Beautifying Over Building: What May Not Be Slumping

New home construction: Down. New home sales: Also down. They dropped 1.5 percent at the end of September to the fewest amount since early 2006.

But before you start thinking the only happening real estate in the U.S. involves tents and lean-tos, consider the recent slightly hopeful remodeling news.

Yes, it seems somewhat unlikely that has home values decrease, owners would pour money into fixing up their abodes. But that’s what some recent numbers indicate.

Take, for example, the 2006 survey of home electronics installing/dealer firms that found 52 percent of their revenue came from new construction and 48 percent — almost half — came from remodeling/retrofit work, according to the E-Commerce Times.

The market was better then; you’d expect home investments and building to be high. The National Association of Home Builders, in fact, called the strong remodeling returns in 2006 "the last gasp of the recent housing bubble."

The NAHB is predicting that the renovation market is just a step behind housing, about to ripple downward with housing for the rest of this year and part of next, recovering by 2009.

Seems like a logical theory. Or is it?

Remember that home electronics installing/dealer firms survey? The same study’s 2007 data indicates that, as housing slumped further, remodeling rose — this year to 51 percent of revenue, compared to new construction revenue, which dropped down to 49 percent.

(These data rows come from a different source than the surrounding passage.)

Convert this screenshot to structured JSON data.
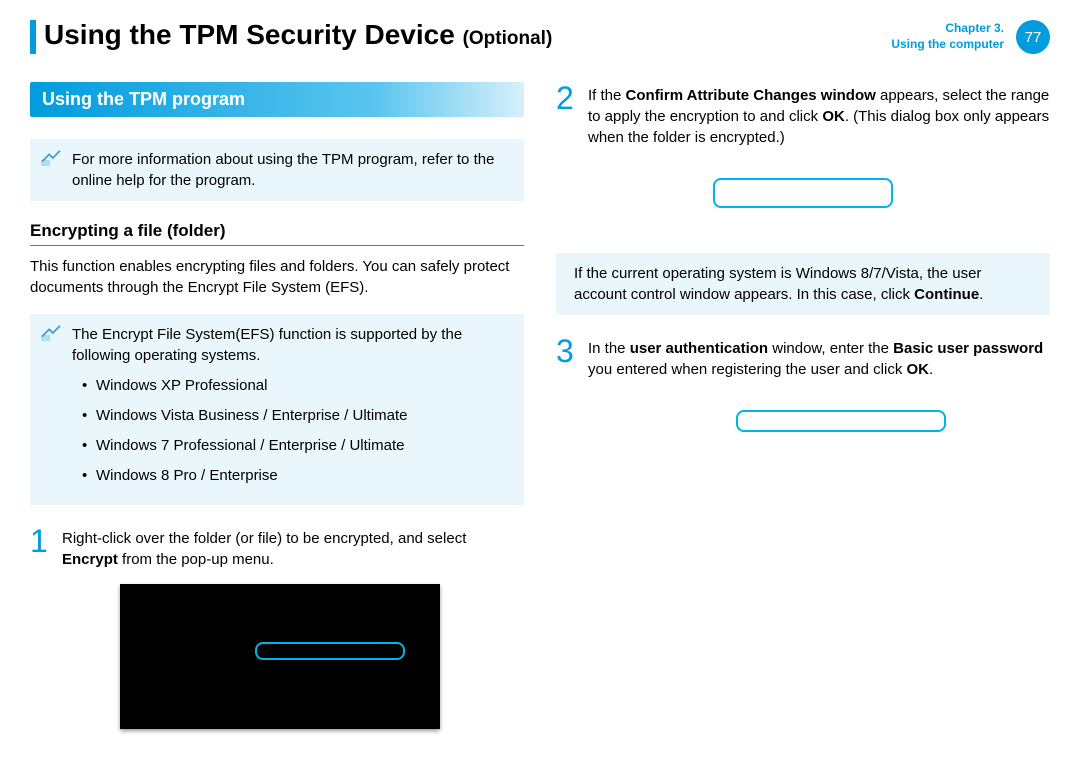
{
  "header": {
    "title": "Using the TPM Security Device",
    "optional": "(Optional)",
    "chapter_line1": "Chapter 3.",
    "chapter_line2": "Using the computer",
    "page_number": "77"
  },
  "left": {
    "section_title": "Using the TPM program",
    "note1": "For more information about using the TPM program, refer to the online help for the program.",
    "subheading": "Encrypting a file (folder)",
    "intro": "This function enables encrypting files and folders. You can safely protect documents through the Encrypt File System (EFS).",
    "note2_lead": "The Encrypt File System(EFS) function is supported by the following operating systems.",
    "os_list": [
      "Windows XP Professional",
      "Windows Vista Business / Enterprise / Ultimate",
      "Windows 7 Professional / Enterprise / Ultimate",
      "Windows 8 Pro / Enterprise"
    ],
    "step1_num": "1",
    "step1_pre": "Right-click over the folder (or file) to be encrypted, and select ",
    "step1_bold": "Encrypt",
    "step1_post": " from the pop-up menu."
  },
  "right": {
    "step2_num": "2",
    "step2_pre": "If the ",
    "step2_b1": "Confirm Attribute Changes window",
    "step2_mid": " appears, select the range to apply the encryption to and click ",
    "step2_b2": "OK",
    "step2_post": ". (This dialog box only appears when the folder is encrypted.)",
    "note3_pre": "If the current operating system is Windows 8/7/Vista, the user account control window appears. In this case, click ",
    "note3_bold": "Continue",
    "note3_post": ".",
    "step3_num": "3",
    "step3_pre": "In the ",
    "step3_b1": "user authentication",
    "step3_mid1": " window, enter the ",
    "step3_b2": "Basic user password",
    "step3_mid2": " you entered when registering the user and click ",
    "step3_b3": "OK",
    "step3_post": "."
  }
}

Harvard’s Joint Center for Housing Studies says that "homeowner spending for home improvement activity will likely decline for the first time since late 2003" — but since this summer reports said it would hold steady and might even increase (according to Kitchen & Bath Design News), the Center’s projected 2.3 percent drop for the year may not hold true once the numbers have been run.

And even if it does, considering how terribly, horribly far the housing industry sales have fallen, is 2.3 percent even really that bad?

Kitchen & Bath Design News quotes NAHB Remodelers Chairman Mike Nagel as saying " the market has been buoyed by an increase in the number of homeowners requesting smaller-scale projects and home alterations.”

Well, some renovation is always necessary — things are going to break or need replacing. That’s what the NAHB calls the "counter-cyclical nature of spending for maintenance and repairs" (and what I, in the past, have called my flooring and windows.)

Vanity projects, however, are a different issue. The rental market started holding off on improvement renovations in 2005 and 2006, according to the NAHB.

Will housing follow? Are people who are afraid to try to sell their homes right now happy to splurge on home additions? And what does that mean for — and indicate about — the housing industry?

Check the MHN Out and About blog Tuesday for more surprising news about the state of the U.S. residential remodeling industry, You won’t believe what’s happening — and what’s being added — in some communities…